A few excerpts follow, but the entire essay is well worth the read,
“I don’t think Google really feels threatened (or has ever felt threatened) by portal strategy. I think what they’re afraid of is the rise of applications that seem to be tracking importance and trends better than search. In the race to find what deserves face-time, services like del.icio.us, Technorati and Digg.com in combination with the rapid adoption of web apps like bloglines, newsgator, feedster and kinja are making Google’s search seem very, very slow. And it’s all being accomplished with RSS technology.
But what’s Google’s plan for RSS? Well, the thing is Google’s been working on an RSS strategy for a long time now. Matt Mullenweg and a host of other savvy / obsessive stat watchers have noticed Google’s bots have been searching for the location of index.rdf and atom.xml since at least April of 2004.
This preemptive crawling, I believe, will be the basis of their own version of a tagging system that replaces search terms for tags.”
This isn’t the first time I’ve read about the notion that Web 2.0 technologies are threatening search. But I think we need to be careful about describing what aspect of search is vulnerable and why. In its purest form, I view “search” as looking for something which I know I am looking for. By subtle contrast, I would call “discovery” looking for something which I don’t know I am looking for. I’ve alluded to this distinction before, and I am sure others have more articulately expressed it as well.
The importance of the difference is the ramification of new approaches to “looking for” information. With “search” in its strictly defined form, RSS adds the component of timeliness to relevance and cardinality/page-rank in determining the most appropriate ordering of results. However, I don’t think it RSS fundamentally changes the way that people look for information that they know they want; it just adds another dimension. On the other hand, when I want to find information which I don’t know I am looking for, there are now an in increasing number of possibilities: tagging systems like del.icio.us, personalized RSS feeds from Findory, and even merely reading others’ blogs.

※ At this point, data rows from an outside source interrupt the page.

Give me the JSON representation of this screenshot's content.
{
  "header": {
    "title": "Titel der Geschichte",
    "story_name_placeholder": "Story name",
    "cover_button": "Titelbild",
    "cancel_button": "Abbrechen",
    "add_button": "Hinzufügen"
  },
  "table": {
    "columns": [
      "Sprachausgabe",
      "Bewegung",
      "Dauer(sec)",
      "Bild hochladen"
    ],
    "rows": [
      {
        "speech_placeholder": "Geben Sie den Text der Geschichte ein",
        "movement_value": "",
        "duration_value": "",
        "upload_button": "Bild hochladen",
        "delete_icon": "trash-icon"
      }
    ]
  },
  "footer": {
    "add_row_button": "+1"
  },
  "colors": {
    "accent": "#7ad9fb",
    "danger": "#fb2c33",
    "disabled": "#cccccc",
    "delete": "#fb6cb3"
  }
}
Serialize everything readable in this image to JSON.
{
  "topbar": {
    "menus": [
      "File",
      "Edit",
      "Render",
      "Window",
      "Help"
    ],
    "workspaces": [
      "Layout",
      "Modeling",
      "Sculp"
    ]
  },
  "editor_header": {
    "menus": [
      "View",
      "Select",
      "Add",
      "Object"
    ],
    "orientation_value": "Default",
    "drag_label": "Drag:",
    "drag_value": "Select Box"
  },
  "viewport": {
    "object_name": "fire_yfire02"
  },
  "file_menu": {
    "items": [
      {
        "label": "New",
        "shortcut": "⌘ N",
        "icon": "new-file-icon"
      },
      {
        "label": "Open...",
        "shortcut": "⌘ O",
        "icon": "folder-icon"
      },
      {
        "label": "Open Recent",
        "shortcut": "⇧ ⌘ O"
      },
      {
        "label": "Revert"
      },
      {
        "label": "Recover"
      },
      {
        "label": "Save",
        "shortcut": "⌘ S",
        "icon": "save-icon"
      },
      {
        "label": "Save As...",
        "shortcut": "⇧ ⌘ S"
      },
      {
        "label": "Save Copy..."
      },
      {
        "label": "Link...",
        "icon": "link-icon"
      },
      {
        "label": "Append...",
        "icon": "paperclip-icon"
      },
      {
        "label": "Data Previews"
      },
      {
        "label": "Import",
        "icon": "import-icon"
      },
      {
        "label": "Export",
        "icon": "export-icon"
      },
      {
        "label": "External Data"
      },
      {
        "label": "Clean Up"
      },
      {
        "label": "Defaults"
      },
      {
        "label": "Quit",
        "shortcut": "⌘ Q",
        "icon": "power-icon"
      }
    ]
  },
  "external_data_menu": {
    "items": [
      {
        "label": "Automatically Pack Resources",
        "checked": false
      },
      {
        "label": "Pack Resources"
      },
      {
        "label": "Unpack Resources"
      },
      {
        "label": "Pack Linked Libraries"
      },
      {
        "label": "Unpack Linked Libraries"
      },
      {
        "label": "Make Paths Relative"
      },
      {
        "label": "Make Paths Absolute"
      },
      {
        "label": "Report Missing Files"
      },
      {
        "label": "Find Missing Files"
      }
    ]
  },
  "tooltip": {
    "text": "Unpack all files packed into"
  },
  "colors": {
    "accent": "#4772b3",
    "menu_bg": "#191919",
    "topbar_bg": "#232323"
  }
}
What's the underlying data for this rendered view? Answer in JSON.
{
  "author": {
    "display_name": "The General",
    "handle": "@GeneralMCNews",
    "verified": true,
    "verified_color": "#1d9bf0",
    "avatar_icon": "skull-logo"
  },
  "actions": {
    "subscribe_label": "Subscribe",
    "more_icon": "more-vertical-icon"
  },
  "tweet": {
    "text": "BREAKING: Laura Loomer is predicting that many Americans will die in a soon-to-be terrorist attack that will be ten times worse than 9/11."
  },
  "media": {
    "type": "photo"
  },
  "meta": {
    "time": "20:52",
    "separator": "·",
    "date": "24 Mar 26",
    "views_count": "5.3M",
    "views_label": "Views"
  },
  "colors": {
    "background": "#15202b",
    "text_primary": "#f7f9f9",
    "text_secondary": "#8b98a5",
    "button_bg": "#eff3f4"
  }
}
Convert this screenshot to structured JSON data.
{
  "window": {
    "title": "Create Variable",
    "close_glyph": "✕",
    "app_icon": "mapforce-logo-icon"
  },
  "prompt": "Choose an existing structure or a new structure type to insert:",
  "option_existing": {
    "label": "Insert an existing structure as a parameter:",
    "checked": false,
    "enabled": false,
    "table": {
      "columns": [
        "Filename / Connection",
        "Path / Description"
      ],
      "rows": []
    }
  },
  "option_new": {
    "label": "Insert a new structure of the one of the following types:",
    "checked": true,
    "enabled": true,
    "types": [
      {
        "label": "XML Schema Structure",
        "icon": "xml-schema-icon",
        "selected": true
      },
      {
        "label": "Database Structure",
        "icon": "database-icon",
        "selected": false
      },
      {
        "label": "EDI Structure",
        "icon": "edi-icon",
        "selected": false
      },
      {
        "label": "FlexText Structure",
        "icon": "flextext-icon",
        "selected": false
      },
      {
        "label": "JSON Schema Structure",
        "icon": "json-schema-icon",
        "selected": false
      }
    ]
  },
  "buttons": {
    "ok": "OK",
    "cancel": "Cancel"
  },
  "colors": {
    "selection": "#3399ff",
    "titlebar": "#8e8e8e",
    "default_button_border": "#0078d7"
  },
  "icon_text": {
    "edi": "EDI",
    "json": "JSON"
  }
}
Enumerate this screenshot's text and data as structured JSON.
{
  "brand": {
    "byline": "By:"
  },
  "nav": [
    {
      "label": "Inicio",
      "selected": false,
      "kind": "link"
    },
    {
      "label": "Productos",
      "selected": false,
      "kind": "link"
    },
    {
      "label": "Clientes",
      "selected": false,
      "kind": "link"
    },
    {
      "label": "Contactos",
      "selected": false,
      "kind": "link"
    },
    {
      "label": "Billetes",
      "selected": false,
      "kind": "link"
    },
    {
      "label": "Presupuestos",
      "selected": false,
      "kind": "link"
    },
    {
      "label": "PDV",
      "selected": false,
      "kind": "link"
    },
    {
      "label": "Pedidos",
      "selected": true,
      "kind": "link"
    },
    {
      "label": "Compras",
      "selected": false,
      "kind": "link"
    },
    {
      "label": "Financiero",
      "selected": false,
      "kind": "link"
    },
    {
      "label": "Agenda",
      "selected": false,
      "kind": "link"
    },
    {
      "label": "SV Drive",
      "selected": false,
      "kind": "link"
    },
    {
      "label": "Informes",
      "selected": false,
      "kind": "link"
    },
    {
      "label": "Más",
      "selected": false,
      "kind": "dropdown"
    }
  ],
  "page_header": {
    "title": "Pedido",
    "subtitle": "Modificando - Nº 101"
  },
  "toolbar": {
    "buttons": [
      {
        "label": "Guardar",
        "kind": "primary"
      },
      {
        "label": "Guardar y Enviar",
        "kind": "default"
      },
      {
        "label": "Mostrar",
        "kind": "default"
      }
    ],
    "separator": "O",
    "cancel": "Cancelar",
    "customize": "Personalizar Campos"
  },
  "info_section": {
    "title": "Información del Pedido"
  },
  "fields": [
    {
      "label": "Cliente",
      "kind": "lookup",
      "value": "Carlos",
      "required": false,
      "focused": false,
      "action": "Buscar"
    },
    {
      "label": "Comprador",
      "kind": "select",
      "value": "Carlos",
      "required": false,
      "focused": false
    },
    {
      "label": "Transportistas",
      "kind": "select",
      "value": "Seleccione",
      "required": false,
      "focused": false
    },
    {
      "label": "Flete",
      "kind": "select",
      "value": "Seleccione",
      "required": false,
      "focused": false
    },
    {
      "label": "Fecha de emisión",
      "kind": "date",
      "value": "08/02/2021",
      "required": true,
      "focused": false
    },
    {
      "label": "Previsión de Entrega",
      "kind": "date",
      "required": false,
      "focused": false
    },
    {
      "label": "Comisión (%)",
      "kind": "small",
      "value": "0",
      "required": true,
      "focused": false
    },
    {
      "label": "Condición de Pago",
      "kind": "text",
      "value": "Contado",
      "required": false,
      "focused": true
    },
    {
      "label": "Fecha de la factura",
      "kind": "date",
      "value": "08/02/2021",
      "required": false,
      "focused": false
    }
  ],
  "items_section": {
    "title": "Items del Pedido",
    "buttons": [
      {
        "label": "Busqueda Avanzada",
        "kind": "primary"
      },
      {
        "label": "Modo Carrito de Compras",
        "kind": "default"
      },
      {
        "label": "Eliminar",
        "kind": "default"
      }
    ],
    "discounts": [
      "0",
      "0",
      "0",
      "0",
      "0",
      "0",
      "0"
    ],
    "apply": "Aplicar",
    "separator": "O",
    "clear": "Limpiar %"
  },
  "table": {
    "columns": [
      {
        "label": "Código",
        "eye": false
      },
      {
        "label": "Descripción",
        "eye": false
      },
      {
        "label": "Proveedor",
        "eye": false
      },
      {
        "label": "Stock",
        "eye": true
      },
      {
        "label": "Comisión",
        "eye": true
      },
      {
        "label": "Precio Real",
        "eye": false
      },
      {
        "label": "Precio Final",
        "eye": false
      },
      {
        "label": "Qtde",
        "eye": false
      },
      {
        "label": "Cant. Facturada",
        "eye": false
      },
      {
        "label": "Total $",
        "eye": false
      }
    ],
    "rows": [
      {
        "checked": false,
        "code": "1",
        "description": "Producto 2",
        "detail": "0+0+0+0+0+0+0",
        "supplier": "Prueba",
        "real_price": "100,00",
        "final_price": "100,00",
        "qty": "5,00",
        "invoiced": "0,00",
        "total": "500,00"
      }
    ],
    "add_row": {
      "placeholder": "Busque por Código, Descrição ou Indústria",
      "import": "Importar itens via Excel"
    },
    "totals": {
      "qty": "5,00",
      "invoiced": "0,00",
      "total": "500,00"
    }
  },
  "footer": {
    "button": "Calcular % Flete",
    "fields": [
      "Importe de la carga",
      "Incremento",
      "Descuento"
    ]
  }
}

The difficulty for “traditional” players like Google isn’t that search is going to be replaced by alternatives, but that the line between search and discovery is often barely noticeable. No, classifying “finding something” as search or discovery isn’t a binary proposition, but rather placing it along a gradual spectrum that exists between the two. In this fuzzy grey area lies both the opportunity for new alternative approach startups, but also the power for Google to merely extend its current offering. In his conclusion Kevin Hale is right, “I think RSS has a very promising future and Google is going to make sure they do everything in their power to be the ones to usher it in.”